by bvernia | September 22nd, 2009
On September 14, District Judge Richard Roberts issued an order denying a motion of Science Applications International Corp. (SAIC) for a new trial or judgment notwithstanding the verdict. The US accused the company of failing to disclose organizational conflicts of interests in two contracts in the 1990s with the Nuclear Regulatory Commission. Judge Roberts:
- Found sufficient evidence that SAIC’s failure to disclose the conflicts was not merely based on a reasonable interpretation of a regulation;
- Upheld the US’s use of a “collective knowledge” theory to prove SAIC’s scienter under the FCA;
- Found sufficient evidence that the company acted with reckless disregard or deliberate ignorance;
- Rejected SAIC’s argument that its work for other companies did not trigger its obligation to disclose; and
- Found sufficient evidence that the company’s conflict representations to the NRC were critical to the agency’s decision to make payments under the contracts.

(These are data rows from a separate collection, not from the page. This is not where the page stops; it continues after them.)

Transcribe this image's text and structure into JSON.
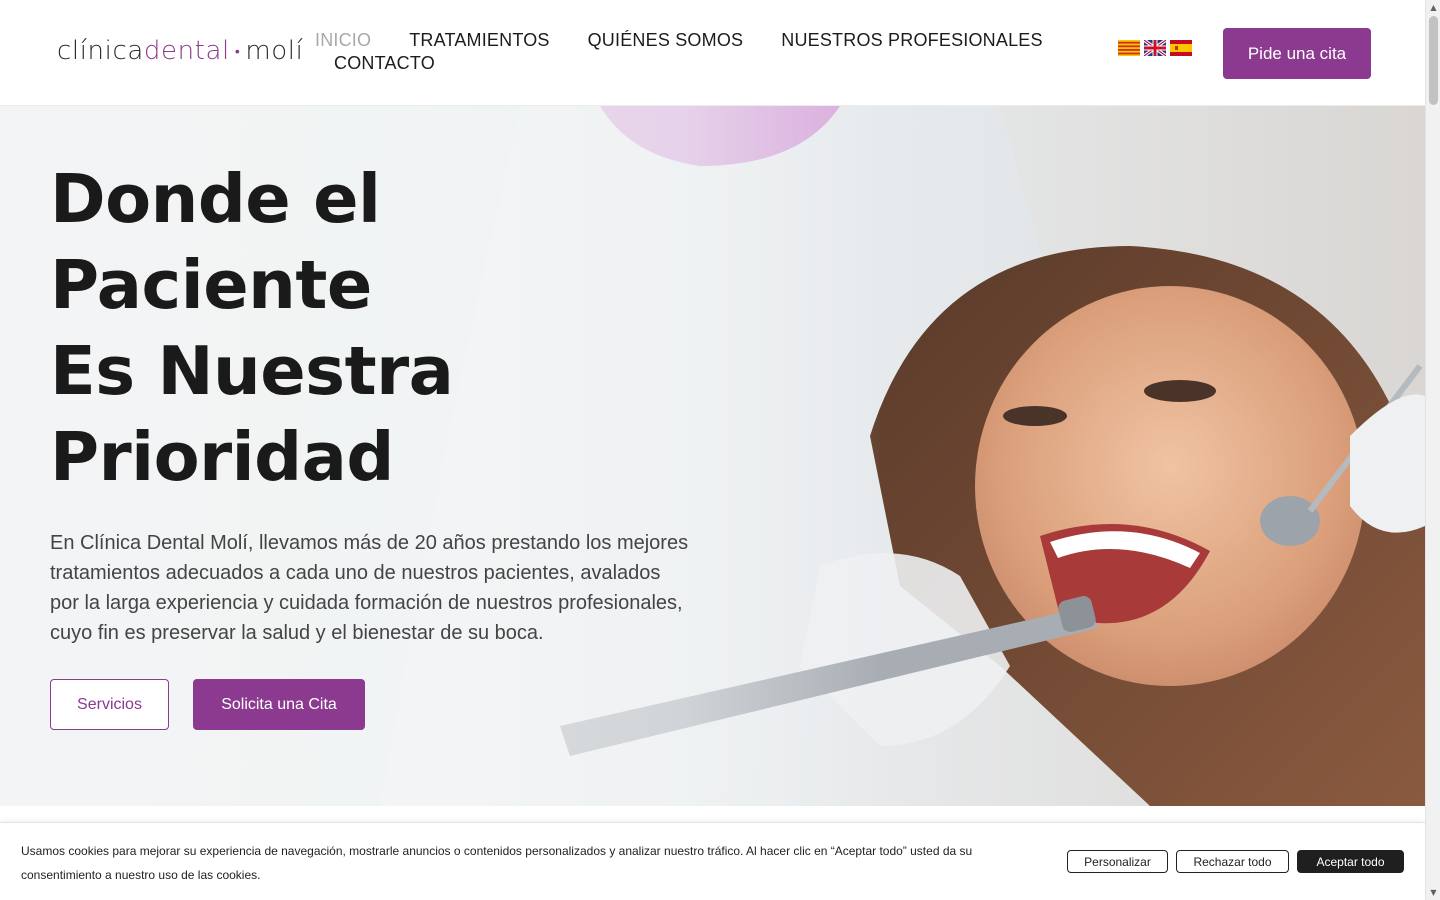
{
  "logo": {
    "part1": "clínica",
    "part2": "dental",
    "part3": "molí",
    "dot": "•"
  },
  "nav": {
    "items": [
      "INICIO",
      "TRATAMIENTOS",
      "QUIÉNES SOMOS",
      "NUESTROS PROFESIONALES",
      "CONTACTO"
    ],
    "active": "INICIO"
  },
  "languages": [
    "catalan-flag-icon",
    "uk-flag-icon",
    "spain-flag-icon"
  ],
  "header_cta": "Pide una cita",
  "hero": {
    "title_line1": "Donde el Paciente",
    "title_line2": "Es Nuestra",
    "title_line3": "Prioridad",
    "text": "En Clínica Dental Molí, llevamos más de 20 años prestando los mejores tratamientos adecuados a cada uno de nuestros pacientes, avalados por la larga experiencia y cuidada formación de nuestros profesionales, cuyo fin es preservar la salud y el bienestar de su boca.",
    "btn_services": "Servicios",
    "btn_appointment": "Solicita una Cita"
  },
  "cookie": {
    "text": "Usamos cookies para mejorar su experiencia de navegación, mostrarle anuncios o contenidos personalizados y analizar nuestro tráfico. Al hacer clic en “Aceptar todo” usted da su consentimiento a nuestro uso de las cookies.",
    "customize": "Personalizar",
    "reject": "Rechazar todo",
    "accept": "Aceptar todo"
  },
  "colors": {
    "brand_purple": "#8b3a8f",
    "nav_active": "#a9a9a9",
    "cookie_accept_bg": "#1f1f1f"
  }
}
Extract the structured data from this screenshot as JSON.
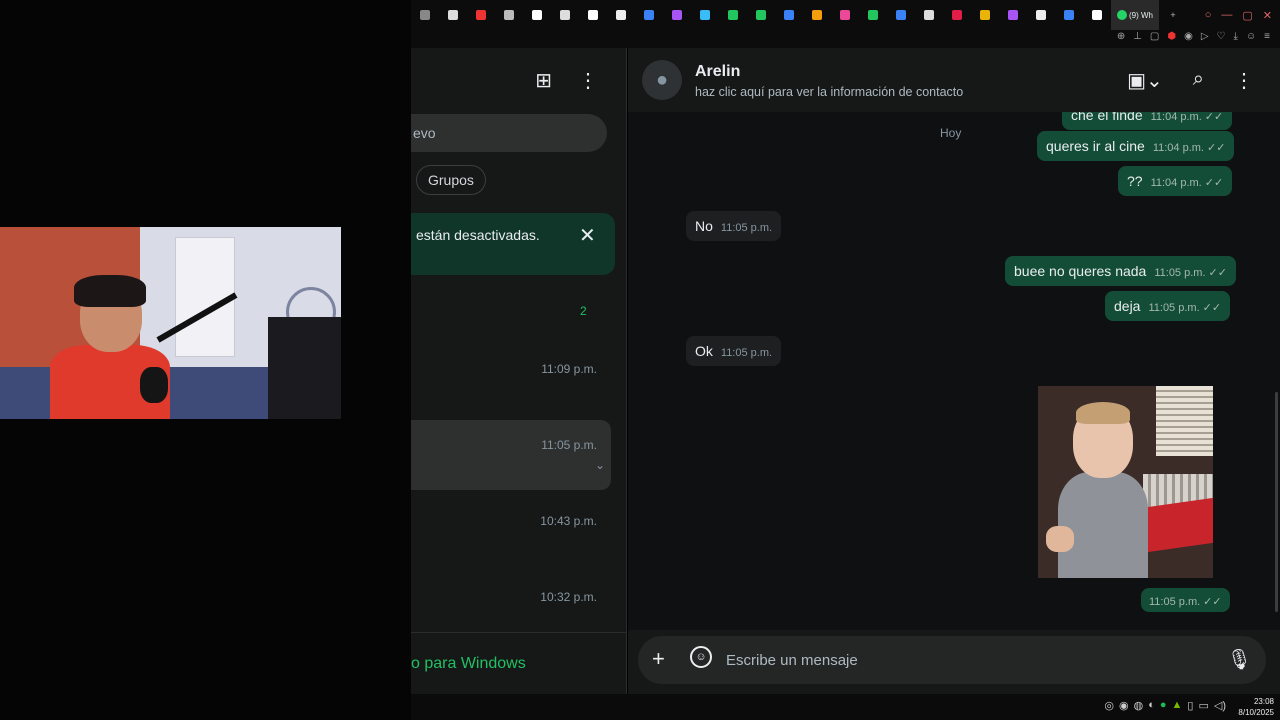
{
  "browser": {
    "active_tab_label": "(9) Wh",
    "tab_colors": [
      "#888",
      "#ddd",
      "#e33",
      "#bbb",
      "#fff",
      "#ddd",
      "#fff",
      "#eee",
      "#3b82f6",
      "#a855f7",
      "#38bdf8",
      "#22c55e",
      "#22c55e",
      "#3b82f6",
      "#f59e0b",
      "#ec4899",
      "#22c55e",
      "#3b82f6",
      "#ddd",
      "#e11d48",
      "#eab308",
      "#a855f7",
      "#eee",
      "#3b82f6",
      "#fff"
    ],
    "window_controls": [
      "search-icon",
      "minimize-icon",
      "restore-icon",
      "close-icon"
    ]
  },
  "sidebar": {
    "search_fragment": "evo",
    "chip_groups": "Grupos",
    "notification_text": "están desactivadas.",
    "archived_count": "2",
    "chats": [
      {
        "time": "11:09 p.m.",
        "selected": false
      },
      {
        "time": "11:05 p.m.",
        "selected": true
      },
      {
        "time": "10:43 p.m.",
        "selected": false
      },
      {
        "time": "10:32 p.m.",
        "selected": false
      }
    ],
    "windows_promo": "o para Windows"
  },
  "chat": {
    "contact_name": "Arelin",
    "contact_subtitle": "haz clic aquí para ver la información de contacto",
    "day_label": "Hoy",
    "messages": [
      {
        "dir": "out",
        "text": "che el finde",
        "time": "11:04 p.m."
      },
      {
        "dir": "out",
        "text": "queres ir al cine",
        "time": "11:04 p.m."
      },
      {
        "dir": "out",
        "text": "??",
        "time": "11:04 p.m."
      },
      {
        "dir": "in",
        "text": "No",
        "time": "11:05 p.m."
      },
      {
        "dir": "out",
        "text": "buee no queres nada",
        "time": "11:05 p.m."
      },
      {
        "dir": "out",
        "text": "deja",
        "time": "11:05 p.m."
      },
      {
        "dir": "in",
        "text": "Ok",
        "time": "11:05 p.m."
      }
    ],
    "image_time": "11:05 p.m.",
    "composer_placeholder": "Escribe un mensaje"
  },
  "taskbar": {
    "time": "23:08",
    "date": "8/10/2025"
  }
}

Judge Roberts disagreed with the US, however, that the 2009 Fraud Enforcement and Recovery Act’s legislative overruling of the Supreme Court’s decision in Allison Engine Co., Inc. v. United States applied to the case. The Court noted that the Act made its false records amendments applicable to “claims under the False Claims Act” pending on June 7, 2008. Reviewing the statutory language, the Court concluded that Congress intended “claims” to have the same meaning as under the FCA — i.e., all requests for payment — and not to “cases.”
He nevertheless let stand the US’s treble-damages award of $5.9 million, plus nearly $600,000 in penalties.
SAIC is represented by DC’s Holland & Knight. DOJ’s Michael Friedman, Chris Larson, and Dodge Wells handled the case for the US.